→ **Task requirements**
In the records below, how many lines hold the string "Windows"? Give only the number.
----- Source data -----
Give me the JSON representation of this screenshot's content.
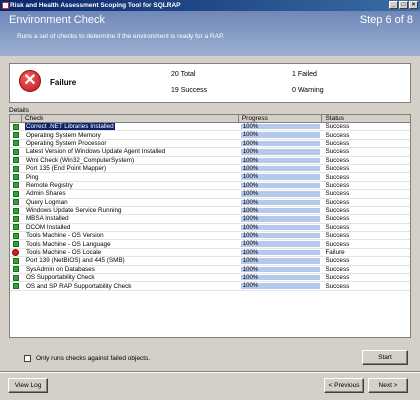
{
  "window": {
    "title": "Risk and Health Assessment Scoping Tool for SQLRAP",
    "minimize": "_",
    "maximize": "□",
    "close": "×"
  },
  "header": {
    "title": "Environment Check",
    "step": "Step 6 of 8",
    "description": "Runs a set of checks to determine if the environment is ready for a RAP."
  },
  "summary": {
    "status": "Failure",
    "total": "20 Total",
    "success": "19 Success",
    "failed": "1 Failed",
    "warning": "0 Warning"
  },
  "details_label": "Details",
  "table": {
    "columns": [
      "Check",
      "Progress",
      "Status"
    ],
    "rows": [
      {
        "check": "Correct .NET Libraries Installed",
        "progress": "100%",
        "status": "Success",
        "icon": "success-icon"
      },
      {
        "check": "Operating System Memory",
        "progress": "100%",
        "status": "Success",
        "icon": "success-icon"
      },
      {
        "check": "Operating System Processor",
        "progress": "100%",
        "status": "Success",
        "icon": "success-icon"
      },
      {
        "check": "Latest Version of Windows Update Agent Installed",
        "progress": "100%",
        "status": "Success",
        "icon": "success-icon"
      },
      {
        "check": "Wmi Check (Win32_ComputerSystem)",
        "progress": "100%",
        "status": "Success",
        "icon": "success-icon"
      },
      {
        "check": "Port 135 (End Point Mapper)",
        "progress": "100%",
        "status": "Success",
        "icon": "success-icon"
      },
      {
        "check": "Ping",
        "progress": "100%",
        "status": "Success",
        "icon": "success-icon"
      },
      {
        "check": "Remote Registry",
        "progress": "100%",
        "status": "Success",
        "icon": "success-icon"
      },
      {
        "check": "Admin Shares",
        "progress": "100%",
        "status": "Success",
        "icon": "success-icon"
      },
      {
        "check": "Query Logman",
        "progress": "100%",
        "status": "Success",
        "icon": "success-icon"
      },
      {
        "check": "Windows Update Service Running",
        "progress": "100%",
        "status": "Success",
        "icon": "success-icon"
      },
      {
        "check": "MBSA Installed",
        "progress": "100%",
        "status": "Success",
        "icon": "success-icon"
      },
      {
        "check": "DCOM Installed",
        "progress": "100%",
        "status": "Success",
        "icon": "success-icon"
      },
      {
        "check": "Tools Machine - OS Version",
        "progress": "100%",
        "status": "Success",
        "icon": "success-icon"
      },
      {
        "check": "Tools Machine - OS Language",
        "progress": "100%",
        "status": "Success",
        "icon": "success-icon"
      },
      {
        "check": "Tools Machine - OS Locale",
        "progress": "100%",
        "status": "Failure",
        "icon": "failure-icon"
      },
      {
        "check": "Port 139 (NetBIOS) and 445 (SMB)",
        "progress": "100%",
        "status": "Success",
        "icon": "success-icon"
      },
      {
        "check": "SysAdmin on Databases",
        "progress": "100%",
        "status": "Success",
        "icon": "success-icon"
      },
      {
        "check": "OS Supportability Check",
        "progress": "100%",
        "status": "Success",
        "icon": "success-icon"
      },
      {
        "check": "OS and SP RAP Supportability Check",
        "progress": "100%",
        "status": "Success",
        "icon": "success-icon"
      }
    ]
  },
  "options": {
    "only_failed_label": "Only runs checks against failed objects."
  },
  "buttons": {
    "start": "Start",
    "view_log": "View Log",
    "previous": "< Previous",
    "next": "Next >"
  },
  "colors": {
    "header_bg": "#8aa0cc",
    "progress_fill": "#b5c9ec",
    "success": "#35a035",
    "failure": "#d02020"
  }
}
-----
→ **Answer area**
2